*(English)*
Zbl 0636.60101

Summary: Queueing networks have been used to model the performance of a variety of complex systems. Since exact results exist for only a limited class of networks, the decomposition methodology has been used extensively to obtain approximate results.

In this paper, we consider open queueing networks with multiple product classes, deterministic routings and general arrival and service distributions. We examine the decomposition method for such systems and show that it provides estimates of key parameters with an accuracy that is not acceptable in many practical settings. Recognizing this weakness, we enrich the approach by modeling a phenomenon previously ignored.

We consider interference among products and describe its effect on the variance of the departure streams. The recognition of this effect significantly improves the performance of this methodology. We provide extensive experimental results based on the data of a manufacturer of semiconductor devices.

In this paper, we consider open queueing networks with multiple product classes, deterministic routings and general arrival and service distributions. We examine the decomposition method for such systems and show that it provides estimates of key parameters with an accuracy that is not acceptable in many practical settings. Recognizing this weakness, we enrich the approach by modeling a phenomenon previously ignored.

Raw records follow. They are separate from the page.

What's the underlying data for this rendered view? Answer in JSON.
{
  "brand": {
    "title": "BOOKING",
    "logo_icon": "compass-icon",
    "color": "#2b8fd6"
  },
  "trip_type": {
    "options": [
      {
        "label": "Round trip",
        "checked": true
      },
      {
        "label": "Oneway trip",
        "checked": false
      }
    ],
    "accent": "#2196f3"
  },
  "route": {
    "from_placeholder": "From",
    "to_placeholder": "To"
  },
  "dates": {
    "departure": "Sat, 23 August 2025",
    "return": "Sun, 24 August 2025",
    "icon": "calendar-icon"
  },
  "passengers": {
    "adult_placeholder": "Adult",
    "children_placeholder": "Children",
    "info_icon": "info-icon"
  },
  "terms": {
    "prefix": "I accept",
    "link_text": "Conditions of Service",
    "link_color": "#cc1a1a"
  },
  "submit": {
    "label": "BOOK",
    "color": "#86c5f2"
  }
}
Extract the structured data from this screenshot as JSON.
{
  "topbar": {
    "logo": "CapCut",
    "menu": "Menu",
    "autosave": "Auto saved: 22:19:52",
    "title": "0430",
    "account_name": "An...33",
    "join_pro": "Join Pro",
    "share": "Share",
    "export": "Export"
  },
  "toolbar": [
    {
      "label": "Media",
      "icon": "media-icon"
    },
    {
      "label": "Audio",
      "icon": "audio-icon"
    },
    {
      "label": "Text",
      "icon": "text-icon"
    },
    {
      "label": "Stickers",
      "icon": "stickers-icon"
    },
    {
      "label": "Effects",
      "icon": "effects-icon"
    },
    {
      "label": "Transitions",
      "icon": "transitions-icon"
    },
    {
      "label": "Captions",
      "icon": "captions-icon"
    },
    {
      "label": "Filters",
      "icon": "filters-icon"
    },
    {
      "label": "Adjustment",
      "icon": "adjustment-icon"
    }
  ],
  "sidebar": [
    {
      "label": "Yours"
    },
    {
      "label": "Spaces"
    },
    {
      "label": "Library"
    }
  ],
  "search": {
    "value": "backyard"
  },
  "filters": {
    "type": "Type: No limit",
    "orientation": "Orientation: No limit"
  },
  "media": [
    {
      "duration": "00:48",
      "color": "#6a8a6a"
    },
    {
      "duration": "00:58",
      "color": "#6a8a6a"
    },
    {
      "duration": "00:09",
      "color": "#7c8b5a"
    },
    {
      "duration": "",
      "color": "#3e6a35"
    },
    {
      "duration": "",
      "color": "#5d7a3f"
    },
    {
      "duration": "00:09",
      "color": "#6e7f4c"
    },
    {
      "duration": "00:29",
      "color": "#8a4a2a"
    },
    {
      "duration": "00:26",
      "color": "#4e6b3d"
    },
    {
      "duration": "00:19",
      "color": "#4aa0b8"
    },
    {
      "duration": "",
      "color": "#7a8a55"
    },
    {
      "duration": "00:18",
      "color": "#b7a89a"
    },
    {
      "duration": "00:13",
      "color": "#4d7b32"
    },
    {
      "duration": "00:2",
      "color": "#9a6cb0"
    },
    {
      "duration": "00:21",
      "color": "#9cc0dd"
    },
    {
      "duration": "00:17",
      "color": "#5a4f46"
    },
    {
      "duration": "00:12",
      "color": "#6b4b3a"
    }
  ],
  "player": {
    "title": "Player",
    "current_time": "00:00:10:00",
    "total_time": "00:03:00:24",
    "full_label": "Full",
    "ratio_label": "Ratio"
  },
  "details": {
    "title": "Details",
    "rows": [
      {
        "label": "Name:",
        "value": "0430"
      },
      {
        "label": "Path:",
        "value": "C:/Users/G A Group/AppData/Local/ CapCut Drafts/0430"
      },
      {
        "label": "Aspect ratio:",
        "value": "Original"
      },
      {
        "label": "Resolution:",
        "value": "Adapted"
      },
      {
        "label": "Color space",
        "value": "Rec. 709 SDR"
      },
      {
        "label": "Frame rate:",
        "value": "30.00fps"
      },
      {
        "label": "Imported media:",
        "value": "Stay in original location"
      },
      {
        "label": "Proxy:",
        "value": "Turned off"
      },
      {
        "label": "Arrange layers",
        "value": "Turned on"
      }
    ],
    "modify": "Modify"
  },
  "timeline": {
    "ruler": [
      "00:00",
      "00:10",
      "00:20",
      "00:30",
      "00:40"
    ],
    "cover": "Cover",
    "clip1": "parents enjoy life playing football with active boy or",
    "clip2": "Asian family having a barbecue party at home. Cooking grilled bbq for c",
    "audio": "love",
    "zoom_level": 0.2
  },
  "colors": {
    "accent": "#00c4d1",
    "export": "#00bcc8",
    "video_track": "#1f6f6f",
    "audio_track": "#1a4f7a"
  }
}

We consider interference among products and describe its effect on the variance of the departure streams. The recognition of this effect significantly improves the performance of this methodology. We provide extensive experimental results based on the data of a manufacturer of semiconductor devices.